A third method uses nearby field stars and works well with galaxies and nebulae between say 1' and 5' in size. Often, besides my written notes, I make a rough sketch (I'm bad at accurate sketching) of the object and include some nearby field stars. Then I'll add a comment such as "extends 2/3 the distance between the two 10th mag stars just south". Later when I'm home at my computer, I'll look up the separation of these stars using a program such as Megastar or online with a program such as Aladin. Even this method sometimes fails, though, with compact planetaries and galaxies that are smaller than 1'.

The 4th method is to calibrate your eyepieces to estimate small sizes under 1'. How so? Well, I often start an observing session by taking a look at a few well known double stars that I can find instantly and observe them with the same eyepieces I often use for small galaxies. With my 18" scope, I often use 225x and 285x, and I'll quickly observe 2 or 3 doubles that I know the separations to calibrate my eyes. For example, in the summer/fall northern skies of California, I'll look at Albireo (35" separation), Polaris (18" separation) and Gamma Delphinus (10" separation). By doing this I have a pretty decent sense of these separations using those two eyepieces and feel comfortable making an estimate for a small planetary or galaxy as say 30" diameter. If the object is elongated roughly 2:1, then I log it as 30"x15". My experience is that at 285x, a galaxy that is just 30" or 40" diameter appears larger than most amateurs would probably guess, so it's easy to overestimate sizes.

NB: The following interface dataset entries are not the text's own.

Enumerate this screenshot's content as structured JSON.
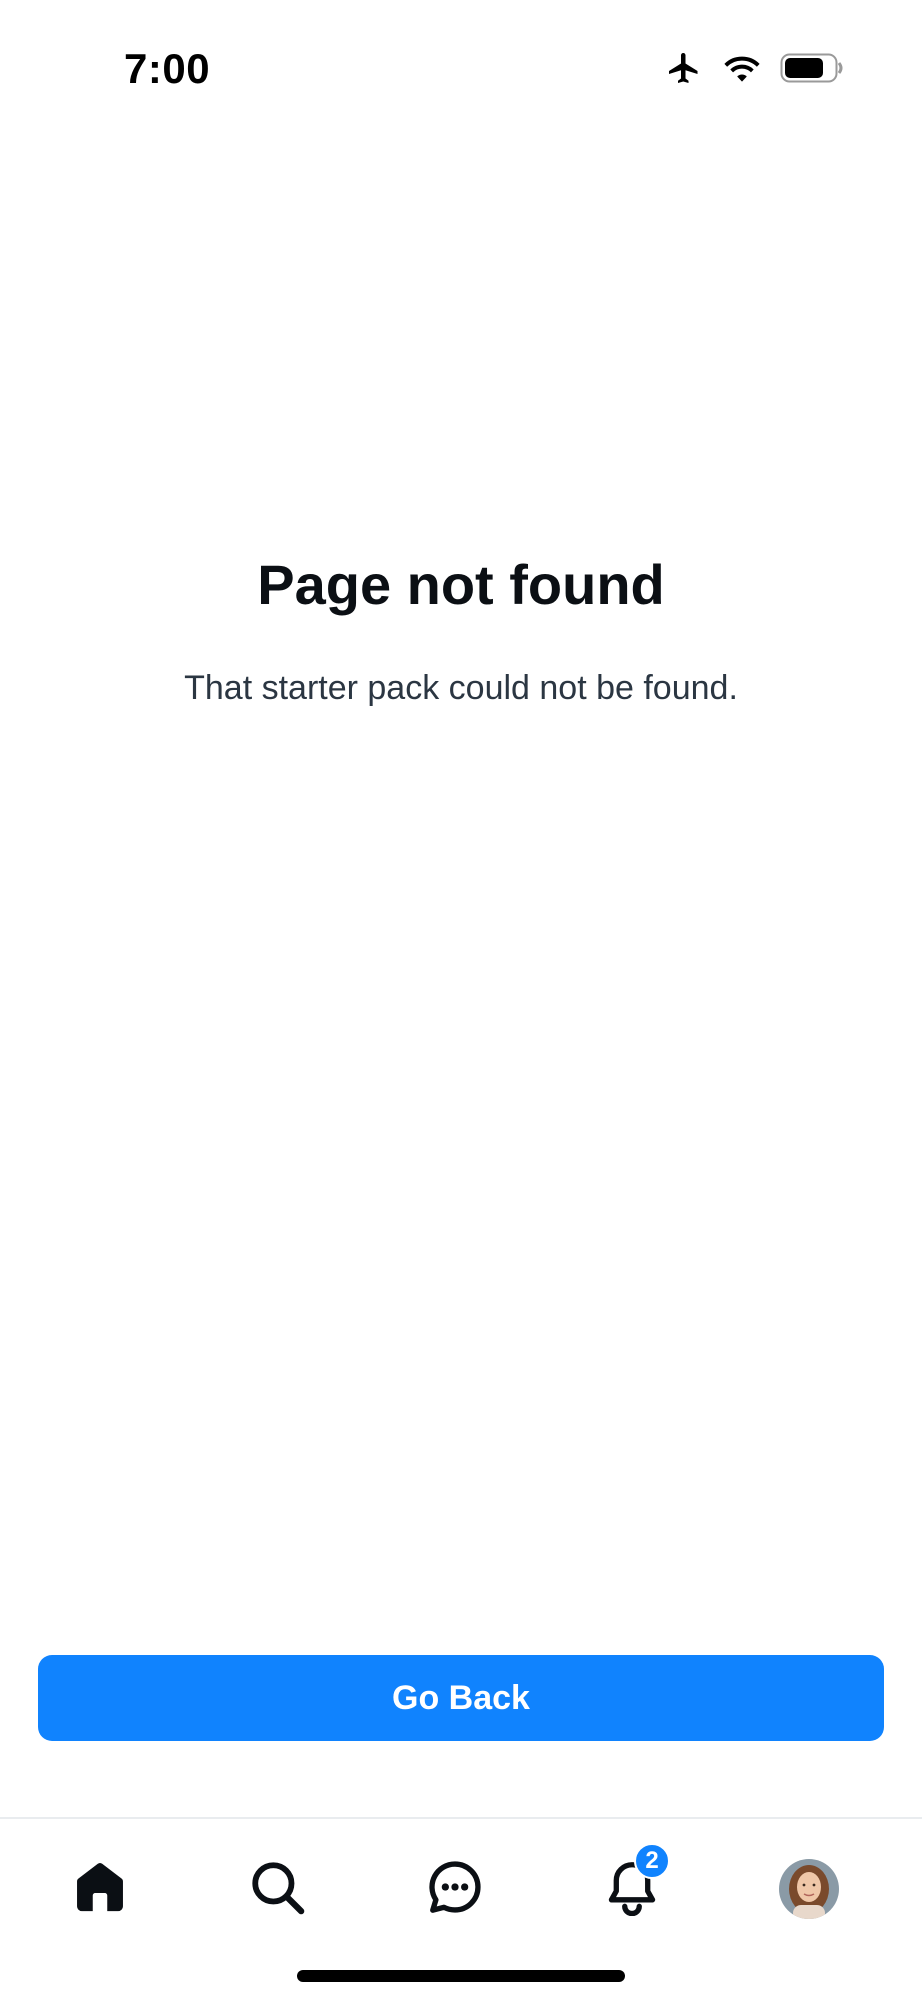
{
  "status_bar": {
    "time": "7:00",
    "icons": [
      "airplane-icon",
      "wifi-icon",
      "battery-icon"
    ]
  },
  "main": {
    "title": "Page not found",
    "message": "That starter pack could not be found."
  },
  "actions": {
    "go_back_label": "Go Back"
  },
  "bottom_nav": {
    "items": [
      {
        "icon": "home-icon",
        "active": true
      },
      {
        "icon": "search-icon",
        "active": false
      },
      {
        "icon": "chat-icon",
        "active": false
      },
      {
        "icon": "bell-icon",
        "active": false,
        "badge": "2"
      },
      {
        "icon": "avatar",
        "active": false
      }
    ]
  },
  "colors": {
    "accent": "#1083fe",
    "text_primary": "#0b0f14",
    "text_secondary": "#2b3642",
    "divider": "#e9ecef"
  }
}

Hope some of these ideas help!

Last edited by SteveG; 16-10-2011 at 05:13 PM.